There are some slopes that are just too steep to go down safely, and that holds true whether you are skiiing, driving or negotiating the decarbonization of the global economy.


Now entering their second week, the UN climate talks in Durban may be putting the world on a precipitous course indeed, with U.S. climate negotiators proposing that the Conference of Parties (COP 17) hold off on creating legally binding carbon emission targets until after 2020. 


Despite a year that broke nearly every extreme weather event on record -- displacing an estimated 30 million people in Asia and 11 million in Africa in 2010 alone (PDF) -- despite the now incontrovertable link between extreme weather and climate change, despite the shocking jump in carbon emissions in 2010, plus new research that shows more than 3/4 of global warming impacts are human-caused, the lead U.S. negotiator, Jonathan Pershing, had this to say:

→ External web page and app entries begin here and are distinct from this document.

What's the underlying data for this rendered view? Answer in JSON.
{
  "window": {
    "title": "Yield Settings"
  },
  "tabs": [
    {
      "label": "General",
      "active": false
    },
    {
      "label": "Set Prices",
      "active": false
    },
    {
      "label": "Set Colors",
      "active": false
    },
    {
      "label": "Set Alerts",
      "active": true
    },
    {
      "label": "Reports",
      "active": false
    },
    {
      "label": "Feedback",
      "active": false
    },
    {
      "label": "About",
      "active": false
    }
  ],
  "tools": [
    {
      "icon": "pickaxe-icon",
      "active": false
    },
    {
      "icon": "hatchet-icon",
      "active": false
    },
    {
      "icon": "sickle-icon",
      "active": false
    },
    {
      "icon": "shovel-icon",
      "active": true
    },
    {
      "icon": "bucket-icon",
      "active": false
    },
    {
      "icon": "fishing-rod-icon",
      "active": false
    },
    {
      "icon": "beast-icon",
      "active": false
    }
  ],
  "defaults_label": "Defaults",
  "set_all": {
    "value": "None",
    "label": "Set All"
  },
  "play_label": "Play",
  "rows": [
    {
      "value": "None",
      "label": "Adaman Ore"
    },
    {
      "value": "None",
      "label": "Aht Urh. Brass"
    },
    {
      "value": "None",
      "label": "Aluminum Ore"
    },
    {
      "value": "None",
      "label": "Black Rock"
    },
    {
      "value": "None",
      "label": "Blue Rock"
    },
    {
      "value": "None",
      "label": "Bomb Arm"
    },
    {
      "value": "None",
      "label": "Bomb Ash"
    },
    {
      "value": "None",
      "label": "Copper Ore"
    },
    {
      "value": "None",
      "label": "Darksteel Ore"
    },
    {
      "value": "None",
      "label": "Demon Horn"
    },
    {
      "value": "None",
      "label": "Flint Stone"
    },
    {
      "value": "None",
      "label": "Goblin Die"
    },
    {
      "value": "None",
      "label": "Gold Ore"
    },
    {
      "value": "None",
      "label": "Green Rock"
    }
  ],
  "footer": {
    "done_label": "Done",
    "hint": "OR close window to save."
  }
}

...from the U.S. perspective, commitments in Cancun take us through 2020. We don’t think additional pledges are likely. 

The rationale of the U.S. has been that the voluntary agreements pledged in Cancun are sufficient to take us through a "timeout window" that would end in 2020, at which point more stringent carbon emissions targets could be negotiated to get us back on track to a 2 degree global warming path by 2050.

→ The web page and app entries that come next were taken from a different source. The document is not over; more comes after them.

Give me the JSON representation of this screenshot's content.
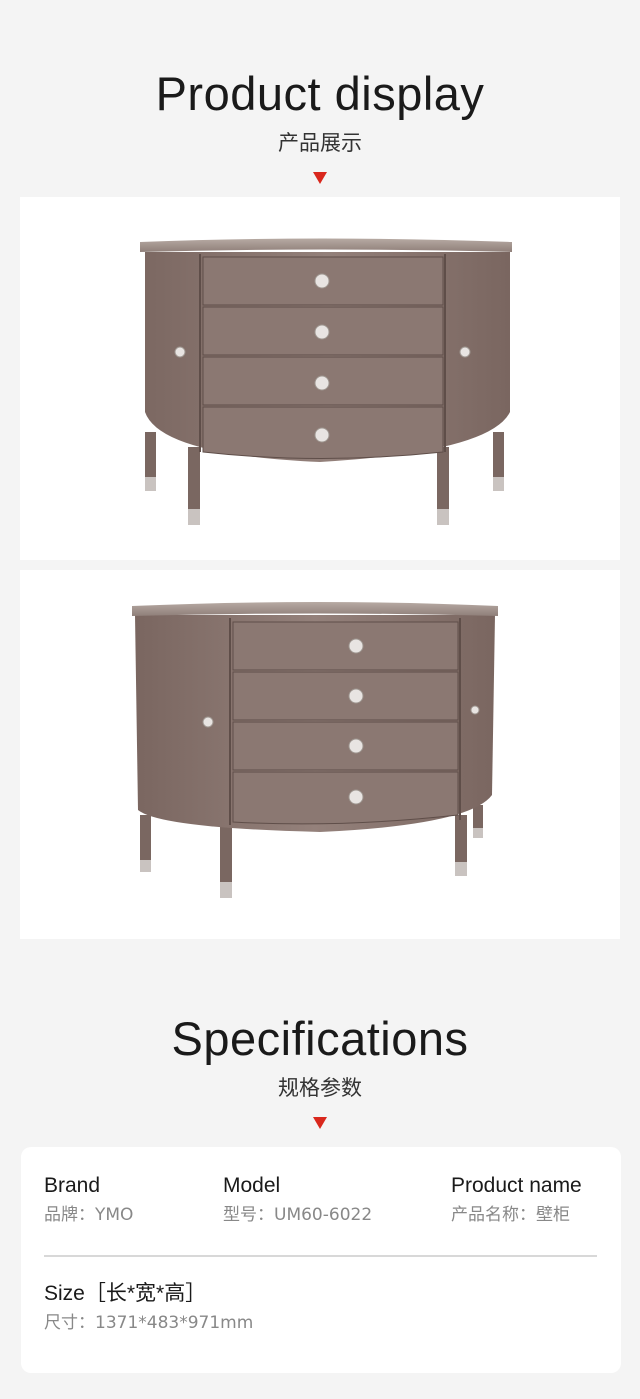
{
  "display": {
    "title_en": "Product display",
    "title_cn": "产品展示"
  },
  "photos": [
    {
      "alt": "product-photo-front"
    },
    {
      "alt": "product-photo-angle"
    }
  ],
  "specifications": {
    "title_en": "Specifications",
    "title_cn": "规格参数",
    "brand": {
      "label": "Brand",
      "value": "品牌：YMO"
    },
    "model": {
      "label": "Model",
      "value": "型号：UM60-6022"
    },
    "product_name": {
      "label": "Product name",
      "value": "产品名称：壁柜"
    },
    "size": {
      "label": "Size［长*宽*高］",
      "value": "尺寸：1371*483*971mm"
    }
  },
  "colors": {
    "background": "#f4f4f4",
    "accent_triangle": "#d9271c",
    "wood": "#8a7670"
  }
}
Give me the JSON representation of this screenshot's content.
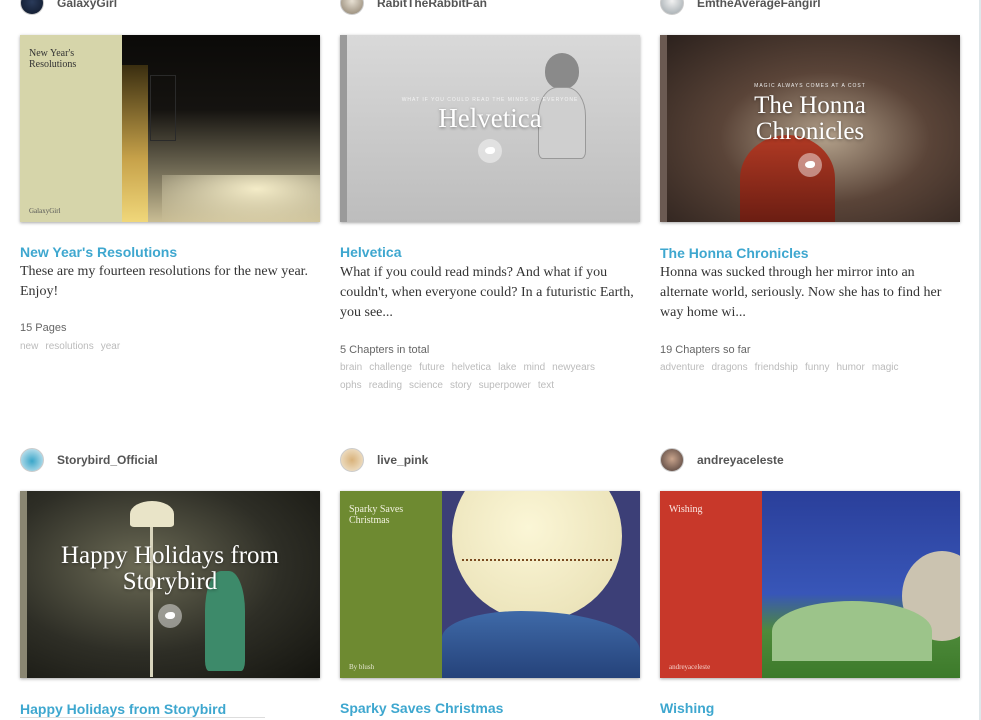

Unfortunately for the U.S. delegation a sophisticated piece of software called C-ROADS, a carbon emissions modeling tool originally developed by MIT, proves these remarks to be simply untrue.


Analysis presented today by Climate Interactive (PDF) disproves the statement that a 2 degree global warming limit is still tenable given the voluntary pledges in the Cancun Agreement. Waiting until 2020 for more serious climate mitigation targets would require a subsequent reduction in CO2 emissions of 4% per year or more, a feat deemed impossible by the 2010 United Nations Emissions Gap report (PDF) which shows that an anual reduction rate of 3.5% is the extreme upper limit.


Any steeper path could have a seriously destabilizing effect on the global economy, and the U.S. knows it. It is thus not surpising that the civil society movement is now targeting the United States as the primary blocker to the success of the climate talks. Here's what a few NGO leaders had to say today in a press conference:


Kumi Naidoo, Executive Director, Greenpeace International, said: “On Saturday, in Durban, the US eviscerated draft language on mitigation that would have offered real protection to those who are being hardest and fastest hit by climate changes that are already happening. The time has come for the US to stand aside. If it is not willing to save lives, save jobs and save whole ecosystems then it should get out of the way and let those who are willing move on. Any failure to move beyond US obstructionism will be measured in lives.”

Celine Charveriat, Director of Advocacy & Campaigns at Oxfam International, said: “The US is pitching an alarming narrative to lock in a ten-year timeout with no new targets to lower emissions until 2020. This perilous course of action must be stopped dead in its tracks. The world’s poorest people, who are already suffering the impacts of a changing climate, simply cannot wait another decade for action to bring emissions in line with what science so clearly requires. If the US insists on pushing this dangerous pathway, they must stand aside and allow other countries to move forward without them.”

Jim Leape, Director General, WWF International, said: “We’re not done here. But what this process is not delivering is ambition on emissions reductions. And that is not the fault of the process. It is the fault of governments like the United States. In fact, there is not a single scenario on the table right now that allows us to avoid runaway climate change. With no ambition on emission reductions and an apparent timeline aimed at 2020 for implementation, we could end up legally bound to a 4 degree world. And that’s just unacceptable. So while politicians continue to bicker around the edges of the negotiations, we will be looking for leaders arriving this week to engage on the real issues here. Civil society members are here to address the urgent threat of climate change and ensure a future world where there is enough food, water and energy for all. It might be good to ask governments why they’re here.”

Sharan Burrow, General Secretary, International Trade Union Confederation, said: “To fail to act, risks the opportunity to build the green economy with secure jobs. The economic and social risk of climate change, multiplied by the instability of corporate globalisation and the resulting global financial crisis is a time bomb for all workers. Union members and their families will mobilise to build political power that will hold all politicians to account. The US has got to stop blocking. They are either part of the global community, or they should stand aside.”

Stay tuned for further developments. 

U.S. climate negotiators confront growing opposition in Durban
The U.S. has become the pre-eminent blocker to this year's UN climate negotiations, but new scientific analysis and a growing civil society movement could force